(Interface dataset entries)
▼▼▼

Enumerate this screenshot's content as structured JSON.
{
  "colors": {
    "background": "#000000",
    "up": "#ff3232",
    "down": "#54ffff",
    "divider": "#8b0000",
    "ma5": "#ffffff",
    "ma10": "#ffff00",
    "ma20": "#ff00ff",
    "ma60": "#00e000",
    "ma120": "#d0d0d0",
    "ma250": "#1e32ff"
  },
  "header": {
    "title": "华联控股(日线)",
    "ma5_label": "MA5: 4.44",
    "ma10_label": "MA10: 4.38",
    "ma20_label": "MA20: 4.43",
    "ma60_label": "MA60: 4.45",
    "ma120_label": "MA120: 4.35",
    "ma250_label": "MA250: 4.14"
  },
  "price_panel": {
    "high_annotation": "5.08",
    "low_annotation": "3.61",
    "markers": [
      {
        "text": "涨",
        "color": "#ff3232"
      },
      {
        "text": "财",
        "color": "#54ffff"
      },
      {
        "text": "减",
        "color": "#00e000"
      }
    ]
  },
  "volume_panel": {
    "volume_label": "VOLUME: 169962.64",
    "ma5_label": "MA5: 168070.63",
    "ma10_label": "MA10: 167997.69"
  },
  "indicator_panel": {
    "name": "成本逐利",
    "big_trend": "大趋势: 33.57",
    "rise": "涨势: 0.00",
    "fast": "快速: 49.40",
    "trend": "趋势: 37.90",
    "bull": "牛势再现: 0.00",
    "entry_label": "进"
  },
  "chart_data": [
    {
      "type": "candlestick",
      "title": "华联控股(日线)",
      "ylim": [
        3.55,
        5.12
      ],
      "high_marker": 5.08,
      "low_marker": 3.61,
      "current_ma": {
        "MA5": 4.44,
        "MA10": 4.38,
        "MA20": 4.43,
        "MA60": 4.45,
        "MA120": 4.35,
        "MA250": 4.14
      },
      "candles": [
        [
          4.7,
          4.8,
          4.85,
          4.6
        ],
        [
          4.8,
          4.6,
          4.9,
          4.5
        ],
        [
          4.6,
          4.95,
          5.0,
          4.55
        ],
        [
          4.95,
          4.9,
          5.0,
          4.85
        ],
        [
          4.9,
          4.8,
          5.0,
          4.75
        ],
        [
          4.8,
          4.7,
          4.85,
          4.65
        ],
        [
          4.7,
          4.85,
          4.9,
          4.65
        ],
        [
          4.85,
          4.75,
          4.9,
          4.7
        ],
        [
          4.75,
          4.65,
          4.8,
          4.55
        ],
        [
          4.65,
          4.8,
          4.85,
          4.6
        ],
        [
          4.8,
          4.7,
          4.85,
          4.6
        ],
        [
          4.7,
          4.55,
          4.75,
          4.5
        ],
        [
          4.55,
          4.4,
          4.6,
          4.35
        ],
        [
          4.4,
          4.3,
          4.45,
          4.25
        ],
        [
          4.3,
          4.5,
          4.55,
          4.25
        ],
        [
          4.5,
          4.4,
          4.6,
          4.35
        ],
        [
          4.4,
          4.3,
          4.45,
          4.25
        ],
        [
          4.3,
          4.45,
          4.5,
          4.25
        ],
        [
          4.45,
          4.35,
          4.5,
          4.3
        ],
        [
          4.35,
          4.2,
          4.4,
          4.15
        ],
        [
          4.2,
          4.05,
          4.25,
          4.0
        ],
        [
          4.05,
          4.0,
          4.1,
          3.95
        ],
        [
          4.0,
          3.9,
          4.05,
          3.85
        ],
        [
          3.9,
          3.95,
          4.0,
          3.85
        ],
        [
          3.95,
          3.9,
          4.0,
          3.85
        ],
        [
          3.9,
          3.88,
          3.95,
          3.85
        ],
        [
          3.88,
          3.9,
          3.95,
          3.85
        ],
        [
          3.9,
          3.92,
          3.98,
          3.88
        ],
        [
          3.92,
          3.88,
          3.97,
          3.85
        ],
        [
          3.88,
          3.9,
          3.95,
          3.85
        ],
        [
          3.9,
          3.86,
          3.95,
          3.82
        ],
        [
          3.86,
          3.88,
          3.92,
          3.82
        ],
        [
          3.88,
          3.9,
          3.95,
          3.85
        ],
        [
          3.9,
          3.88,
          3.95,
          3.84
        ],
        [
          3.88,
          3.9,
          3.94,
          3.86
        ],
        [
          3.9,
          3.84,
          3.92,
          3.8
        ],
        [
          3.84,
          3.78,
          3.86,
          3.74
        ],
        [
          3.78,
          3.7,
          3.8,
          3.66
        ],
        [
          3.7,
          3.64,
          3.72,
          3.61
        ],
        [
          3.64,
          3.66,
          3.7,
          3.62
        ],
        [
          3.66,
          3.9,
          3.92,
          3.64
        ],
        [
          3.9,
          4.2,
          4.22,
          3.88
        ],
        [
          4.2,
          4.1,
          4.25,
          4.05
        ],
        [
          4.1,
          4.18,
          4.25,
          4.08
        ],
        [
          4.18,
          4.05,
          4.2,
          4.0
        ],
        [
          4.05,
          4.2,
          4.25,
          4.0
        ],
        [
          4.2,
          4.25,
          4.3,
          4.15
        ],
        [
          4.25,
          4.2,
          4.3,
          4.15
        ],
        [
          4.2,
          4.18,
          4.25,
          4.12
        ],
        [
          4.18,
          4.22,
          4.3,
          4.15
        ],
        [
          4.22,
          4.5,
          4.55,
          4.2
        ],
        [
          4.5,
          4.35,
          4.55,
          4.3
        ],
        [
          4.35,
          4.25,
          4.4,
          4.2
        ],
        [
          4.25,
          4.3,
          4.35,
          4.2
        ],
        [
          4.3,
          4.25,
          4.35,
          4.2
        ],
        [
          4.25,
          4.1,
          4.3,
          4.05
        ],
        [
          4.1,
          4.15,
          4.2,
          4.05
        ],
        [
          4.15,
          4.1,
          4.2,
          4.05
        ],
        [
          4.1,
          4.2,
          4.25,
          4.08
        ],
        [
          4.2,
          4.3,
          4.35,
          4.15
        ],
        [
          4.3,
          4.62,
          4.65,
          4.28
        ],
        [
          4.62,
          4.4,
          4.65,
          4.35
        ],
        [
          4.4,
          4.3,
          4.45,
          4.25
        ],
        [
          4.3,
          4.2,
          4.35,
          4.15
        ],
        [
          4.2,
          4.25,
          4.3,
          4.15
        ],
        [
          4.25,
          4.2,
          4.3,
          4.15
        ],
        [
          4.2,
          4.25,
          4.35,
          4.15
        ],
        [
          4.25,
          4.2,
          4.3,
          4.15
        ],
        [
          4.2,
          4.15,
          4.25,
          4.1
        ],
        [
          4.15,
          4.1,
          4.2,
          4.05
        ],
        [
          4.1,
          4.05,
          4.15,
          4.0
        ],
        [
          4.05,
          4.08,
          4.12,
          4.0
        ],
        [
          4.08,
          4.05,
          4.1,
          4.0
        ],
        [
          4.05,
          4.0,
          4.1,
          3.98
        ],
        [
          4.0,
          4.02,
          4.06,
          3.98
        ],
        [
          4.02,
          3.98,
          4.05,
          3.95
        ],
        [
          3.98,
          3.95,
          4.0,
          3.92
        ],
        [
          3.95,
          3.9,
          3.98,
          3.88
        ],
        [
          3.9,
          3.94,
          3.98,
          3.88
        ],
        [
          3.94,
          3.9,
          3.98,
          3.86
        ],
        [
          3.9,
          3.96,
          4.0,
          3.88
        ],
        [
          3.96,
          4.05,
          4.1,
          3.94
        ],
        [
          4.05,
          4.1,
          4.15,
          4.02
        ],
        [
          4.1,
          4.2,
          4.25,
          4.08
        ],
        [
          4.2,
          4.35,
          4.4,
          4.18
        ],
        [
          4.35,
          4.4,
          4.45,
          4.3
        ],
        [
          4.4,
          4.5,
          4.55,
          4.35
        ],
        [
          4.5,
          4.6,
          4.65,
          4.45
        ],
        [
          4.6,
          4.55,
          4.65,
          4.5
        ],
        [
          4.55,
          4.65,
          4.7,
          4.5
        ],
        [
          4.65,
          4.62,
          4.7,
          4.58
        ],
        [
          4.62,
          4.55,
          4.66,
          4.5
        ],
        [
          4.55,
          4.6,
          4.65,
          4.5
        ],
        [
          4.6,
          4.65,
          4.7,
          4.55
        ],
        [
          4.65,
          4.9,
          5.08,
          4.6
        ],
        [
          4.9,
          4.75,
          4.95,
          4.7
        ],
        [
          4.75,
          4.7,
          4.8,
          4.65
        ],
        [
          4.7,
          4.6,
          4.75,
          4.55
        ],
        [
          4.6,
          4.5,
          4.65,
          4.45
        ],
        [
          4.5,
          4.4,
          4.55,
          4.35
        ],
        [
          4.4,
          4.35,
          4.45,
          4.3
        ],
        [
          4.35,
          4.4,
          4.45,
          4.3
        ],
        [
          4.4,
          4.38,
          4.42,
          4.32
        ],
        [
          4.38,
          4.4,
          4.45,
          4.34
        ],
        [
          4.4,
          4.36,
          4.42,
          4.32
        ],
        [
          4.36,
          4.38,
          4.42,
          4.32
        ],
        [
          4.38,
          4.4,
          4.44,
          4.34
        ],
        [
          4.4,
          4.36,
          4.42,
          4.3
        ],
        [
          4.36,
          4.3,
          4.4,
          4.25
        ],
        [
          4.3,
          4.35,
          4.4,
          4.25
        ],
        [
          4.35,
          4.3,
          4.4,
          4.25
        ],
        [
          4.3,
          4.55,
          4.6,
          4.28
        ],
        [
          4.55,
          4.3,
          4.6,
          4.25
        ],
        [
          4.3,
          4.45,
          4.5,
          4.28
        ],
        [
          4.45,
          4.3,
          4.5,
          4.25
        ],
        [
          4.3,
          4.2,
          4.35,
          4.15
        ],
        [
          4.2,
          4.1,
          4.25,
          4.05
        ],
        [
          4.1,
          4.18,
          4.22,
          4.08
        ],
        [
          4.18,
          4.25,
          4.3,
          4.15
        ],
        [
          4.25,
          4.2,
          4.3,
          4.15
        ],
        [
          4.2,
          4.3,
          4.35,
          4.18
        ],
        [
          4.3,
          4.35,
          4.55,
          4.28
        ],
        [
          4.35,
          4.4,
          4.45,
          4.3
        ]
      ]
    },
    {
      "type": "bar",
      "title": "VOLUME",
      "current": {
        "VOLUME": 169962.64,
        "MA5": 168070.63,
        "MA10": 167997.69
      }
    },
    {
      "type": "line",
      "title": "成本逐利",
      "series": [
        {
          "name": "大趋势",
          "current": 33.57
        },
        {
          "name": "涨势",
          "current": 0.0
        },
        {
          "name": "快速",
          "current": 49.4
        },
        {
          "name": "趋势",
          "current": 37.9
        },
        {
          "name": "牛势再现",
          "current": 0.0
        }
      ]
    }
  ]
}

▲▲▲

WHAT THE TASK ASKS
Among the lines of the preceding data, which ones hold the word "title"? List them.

EXERCISE RESPONSE
    "title": "华联控股(日线)",
      "title": "华联控股(日线)",
      "title": "VOLUME",
      "title": "成本逐利",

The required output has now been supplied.